The home insurance firm My Urban Jungle estimates that selling a property with a sitting tenant under a temporary tenancy agreement, like assured shorthold tenancies or periodic tenancies, could devalue a property between 20-25% compared to a vacant property.
If the sitting tenant is under an assured tenancy and will not leave the property, this could rise to as much as a 30-40% fall in the value of the property.
It is also important to note that these figures are estimates and can vary depending on factors such as the property's location and the current market conditions. Local market dynamics can play a significant role, and it is possible that strong demand from prospective landlords in the area could mitigate the devaluation impact. As a property owner, it is important to consider all of the available options when selling a property.
Contact Percy Hughes & Roberts
If you need legal advice regarding the purchase or sale of a property with a sitting tenant, or if you require assistance with any other landlord legal matters, our team of specialised landlord solicitors is here to assist you.
Percy Hughes & Roberts Solicitors is located in Birkenhead and is renowned for delivering exceptional legal services to clients across the Wirral, Merseyside, and the North West region for more than 100 years.

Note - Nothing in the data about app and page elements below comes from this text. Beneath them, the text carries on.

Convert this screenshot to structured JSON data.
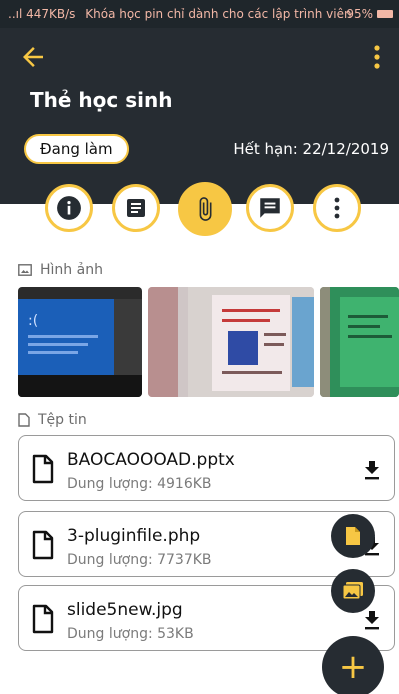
{
  "status_bar": {
    "left_text": "..ıl 447KB/s",
    "notification_text": "Khóa học pin chỉ dành cho các lập trình viên",
    "battery": "95%"
  },
  "header": {
    "title": "Thẻ học sinh",
    "status_label": "Đang làm",
    "expiry_label": "Hết hạn: 22/12/2019"
  },
  "tabs": [
    {
      "icon": "info-icon",
      "active": false
    },
    {
      "icon": "document-icon",
      "active": false
    },
    {
      "icon": "attachment-icon",
      "active": true
    },
    {
      "icon": "comment-icon",
      "active": false
    },
    {
      "icon": "more-vertical-icon",
      "active": false
    }
  ],
  "images_section": {
    "label": "Hình ảnh",
    "icon": "image-icon"
  },
  "files_section": {
    "label": "Tệp tin",
    "icon": "file-outline-icon",
    "files": [
      {
        "name": "BAOCAOOOAD.pptx",
        "size": "Dung lượng: 4916KB"
      },
      {
        "name": "3-pluginfile.php",
        "size": "Dung lượng: 7737KB"
      },
      {
        "name": "slide5new.jpg",
        "size": "Dung lượng: 53KB"
      }
    ]
  },
  "fab": {
    "main_label": "+",
    "add_file_icon": "add-file-icon",
    "add_image_icon": "add-image-icon"
  },
  "colors": {
    "accent": "#f7c744",
    "header_bg": "#262c32",
    "border": "#9a9a9a"
  }
}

We understand the challenges and complexities that can arise when managing property or tenants, and we are here to ease any stress and save you valuable time. Our expert legal advice can provide you with clarity and guide you through any legal issues that may arise. Whether you are facing challenges with your tenants or need assistance with other landlord-related matters, we are well-equipped to help.